——Fei Maohua (China)
Each era has its own heroes. Tens of thousands of medical workers whose faces who are not visible behind masks are fighting against the coronavirus in Russia and around the world. They are the heroes of our time.
——Ilya Pitalev (Russia)
Every human being seems so vulnerable when they are confronted with the epidemic, but the strength from the spirit encourages us to face the danger and difficulties bravely. We cannot escape the difficulties of reality, so instead we face them positively. The heroes in harm’s way have not only healed our bodies, but also gave us the courage and motivation to continue to pursue a better life.
——Ke Hao (China)
The unique living conditions in the epidemic forced me to improve my photography skills. My eyes are now focusing on scenes that will never be seen again, such as the empty streets of Barcelona, or tourist hotspots where people are reappearing. Taking every photo is a new learning process. This crisis forced me to develop my abilities faster than ever before.
——Jordi Trenzano (Spain)
When our homes became shelters, looking outside became a gaze into an uncertain future. Finding appreciation for so many things we took for granted has been true happiness. Through a camera I can feel the silence of the street and the absence of people—a sort of temporal suspension.
——Max Intrisano (Italy)
For some reason, I’m obsessed with Lima. On the way home, I often turn to other streets, walk around and record the sight with my camera. At first, I felt great. But as time went on, the streets, empty and desolate, began to convey grief, especially at night.
I’ve seen with my own eyes the frightening scenes that haunted my mind for days and couldn’t calm down for a long time.
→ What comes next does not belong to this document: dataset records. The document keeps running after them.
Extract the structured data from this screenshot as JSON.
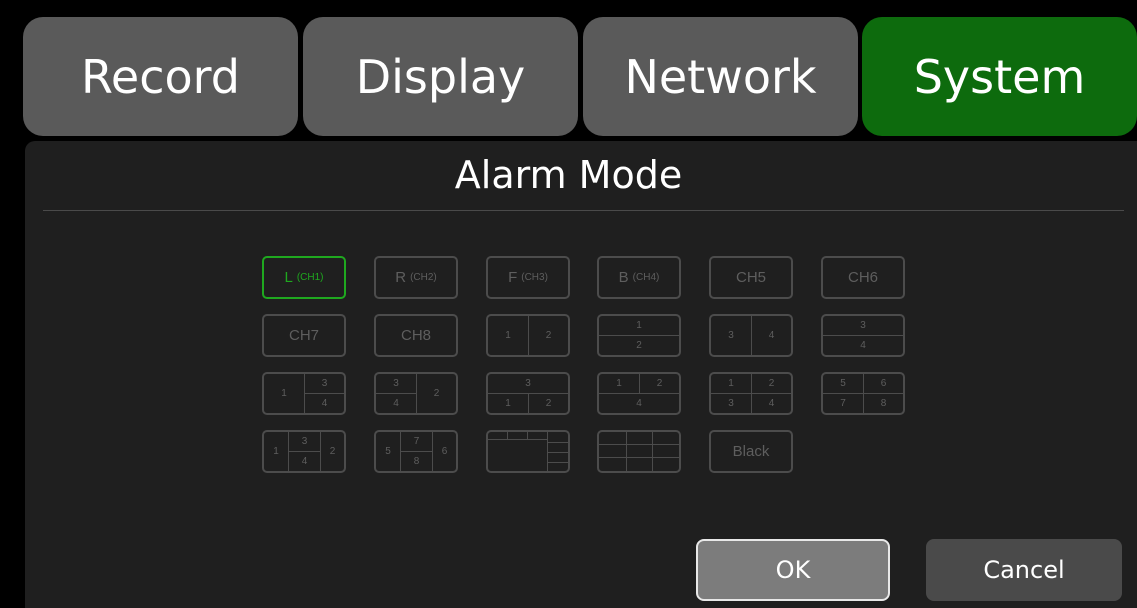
{
  "tabs": [
    "Record",
    "Display",
    "Network",
    "System"
  ],
  "active_tab": "System",
  "title": "Alarm Mode",
  "options": {
    "ch1": {
      "main": "L",
      "sub": "(CH1)"
    },
    "ch2": {
      "main": "R",
      "sub": "(CH2)"
    },
    "ch3": {
      "main": "F",
      "sub": "(CH3)"
    },
    "ch4": {
      "main": "B",
      "sub": "(CH4)"
    },
    "ch5": "CH5",
    "ch6": "CH6",
    "ch7": "CH7",
    "ch8": "CH8",
    "black": "Black"
  },
  "digits": [
    "1",
    "2",
    "3",
    "4",
    "5",
    "6",
    "7",
    "8"
  ],
  "selected": "L (CH1)",
  "buttons": {
    "ok": "OK",
    "cancel": "Cancel"
  },
  "colors": {
    "active_tab": "#0d6b0d",
    "selected": "#1fa81f"
  }
}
This may have something to do with the fact that most of my family members were susceptible to the coronavirus, and at that time, little was known about it.
——Renato Pajuelo (Peru)